We find that shortages increase the informal economy and that the informal economy intensifies shortages. These positive relationships between these variables suggest that CPEs are an unstable system; the planned official sector shrinks in the long run as informal markets replace the planned sector. Yet, a large heterogeneity exists in the informal economy and shortages among Soviet republics. In particular, the informal economy and shortages interacted more intensively in Russia and Ukraine than in republics in Central Asia.
This paper is organized as follows. In Section II, we review the related literature. In Section III, we measure the informal economy using the material from Russian archives. In Section IV, we estimate the determinants of the informal economy and shortages in reduced and structural forms.

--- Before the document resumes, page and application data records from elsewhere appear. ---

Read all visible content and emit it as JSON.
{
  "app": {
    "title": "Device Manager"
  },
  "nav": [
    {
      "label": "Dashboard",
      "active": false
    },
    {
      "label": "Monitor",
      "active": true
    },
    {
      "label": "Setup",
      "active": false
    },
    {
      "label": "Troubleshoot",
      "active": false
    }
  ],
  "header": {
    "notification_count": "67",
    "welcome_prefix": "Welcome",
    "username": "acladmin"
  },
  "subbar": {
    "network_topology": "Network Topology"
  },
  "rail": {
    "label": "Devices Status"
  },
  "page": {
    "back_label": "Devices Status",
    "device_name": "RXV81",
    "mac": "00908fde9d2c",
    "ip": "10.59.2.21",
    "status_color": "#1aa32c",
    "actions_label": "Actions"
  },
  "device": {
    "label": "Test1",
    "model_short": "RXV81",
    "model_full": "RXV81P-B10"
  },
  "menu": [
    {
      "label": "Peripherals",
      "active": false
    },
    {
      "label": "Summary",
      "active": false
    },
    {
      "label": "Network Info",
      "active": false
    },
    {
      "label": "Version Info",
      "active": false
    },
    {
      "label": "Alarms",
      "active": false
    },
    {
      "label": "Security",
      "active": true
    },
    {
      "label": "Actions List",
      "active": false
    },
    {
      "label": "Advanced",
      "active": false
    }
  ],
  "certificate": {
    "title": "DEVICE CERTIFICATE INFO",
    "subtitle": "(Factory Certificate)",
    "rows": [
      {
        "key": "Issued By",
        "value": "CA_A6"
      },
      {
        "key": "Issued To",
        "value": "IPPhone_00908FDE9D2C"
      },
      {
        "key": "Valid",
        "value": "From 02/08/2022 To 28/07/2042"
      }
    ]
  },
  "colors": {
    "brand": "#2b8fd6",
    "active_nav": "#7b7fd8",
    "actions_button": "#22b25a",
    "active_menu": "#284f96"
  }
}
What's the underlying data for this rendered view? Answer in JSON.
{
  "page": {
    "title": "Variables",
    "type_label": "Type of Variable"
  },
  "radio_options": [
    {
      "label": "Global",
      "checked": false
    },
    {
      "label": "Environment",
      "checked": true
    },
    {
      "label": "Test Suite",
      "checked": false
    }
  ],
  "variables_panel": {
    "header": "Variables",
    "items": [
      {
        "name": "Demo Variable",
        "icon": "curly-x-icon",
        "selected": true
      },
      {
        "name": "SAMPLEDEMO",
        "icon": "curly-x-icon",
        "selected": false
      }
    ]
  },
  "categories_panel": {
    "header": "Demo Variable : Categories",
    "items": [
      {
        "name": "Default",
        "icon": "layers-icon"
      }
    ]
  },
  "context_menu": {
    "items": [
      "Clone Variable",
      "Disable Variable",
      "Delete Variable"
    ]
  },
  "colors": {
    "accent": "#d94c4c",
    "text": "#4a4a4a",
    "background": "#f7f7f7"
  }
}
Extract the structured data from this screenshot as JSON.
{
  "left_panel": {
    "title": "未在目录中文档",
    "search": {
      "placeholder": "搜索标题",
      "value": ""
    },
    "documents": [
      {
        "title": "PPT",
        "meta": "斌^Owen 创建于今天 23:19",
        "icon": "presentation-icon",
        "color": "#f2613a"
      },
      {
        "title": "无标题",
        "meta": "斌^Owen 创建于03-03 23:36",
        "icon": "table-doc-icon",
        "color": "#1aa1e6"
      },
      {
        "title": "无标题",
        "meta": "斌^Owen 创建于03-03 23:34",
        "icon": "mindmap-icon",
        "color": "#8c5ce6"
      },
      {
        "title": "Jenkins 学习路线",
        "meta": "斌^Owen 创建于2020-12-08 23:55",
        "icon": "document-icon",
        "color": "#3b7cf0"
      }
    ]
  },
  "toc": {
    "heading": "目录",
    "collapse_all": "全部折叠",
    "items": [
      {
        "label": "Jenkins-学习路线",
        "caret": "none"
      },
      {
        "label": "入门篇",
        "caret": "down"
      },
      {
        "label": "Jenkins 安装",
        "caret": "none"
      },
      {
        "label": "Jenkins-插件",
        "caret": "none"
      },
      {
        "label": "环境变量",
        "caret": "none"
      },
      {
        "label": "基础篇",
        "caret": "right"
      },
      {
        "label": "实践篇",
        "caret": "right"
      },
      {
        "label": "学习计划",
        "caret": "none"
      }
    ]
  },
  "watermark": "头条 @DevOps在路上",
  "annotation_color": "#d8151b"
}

In Section V, we summarize our findings and discuss their implications.
II. Literature Review The Soviet informal economy (i.e., the second economy) began to be
discussed in the literature following the pioneering work of Grossman (1977).1 Grossman defined the second economy as a platform for “all production and exchange activities that fulfill at least one of the two following tests: (a) they intended directly for private gain; (b) they were conducted in some significant respect with understanding they were in contravention of existing law.” Grossman estimated the amount of goods and services transacted in the informal economy. Afterwards, several related studies on the Soviet informal economy have been conducted mainly by Western researchers (Schroeder and Greenslade, 1979; O’Hearn, 1980; Ericson, 1983; Brezinski, 1985; Cassel and Cichy, 1986). The principal interests of these studies include the definition, the size of the informal economy, its causes and effects, and the classification of activities. However, their analyses are limited to describing the typologies and working mechanisms of informal economy, and providing rough estimations based on anecdotal evidence that appeared in Soviet newspapers and journal articles.2
The Soviet Interview Project and the Berkeley-Duke Émigré Survey collected data on the Soviet informal economy from Soviet immigrants in Israel and the United States in the 1970s, respectively; they substantially improved data availability and analytical rigor. Nevertheless, they suffered from problems arising from a non-representative sample. Although Soviet researchers began to pay attention to its second economy prior to the collapse of the regime, their work failed to provide reliable estimates of the second economy (Осипенко, 1989; Головнин and Шохин, 1990; Корягина, 1990). More reliable estimates were obtained because of the availability of previously classified data after the collapse of the Soviet Union. Kim (2003) used previously unpublished archival material of household budget surveys and classified the informal economy into three types, namely, informal production, illegal production, and rent-seeking activities. Kim reported that the latter two tended to increase during the period of Perestroika. Shida (2011) confirmed this finding at the republic level.
Several researchers have examined the effects of the informal economy on the entire economy to understand whether the informal economy stabilizes or
1 Hereafter, we use “informal” and “second” economy interchangeably. 2 Schroeder and Gleenslade (1979) and Rutgaizer (1992a; 1992b) reviewed the Soviet literature that contains information on the size of the second economy.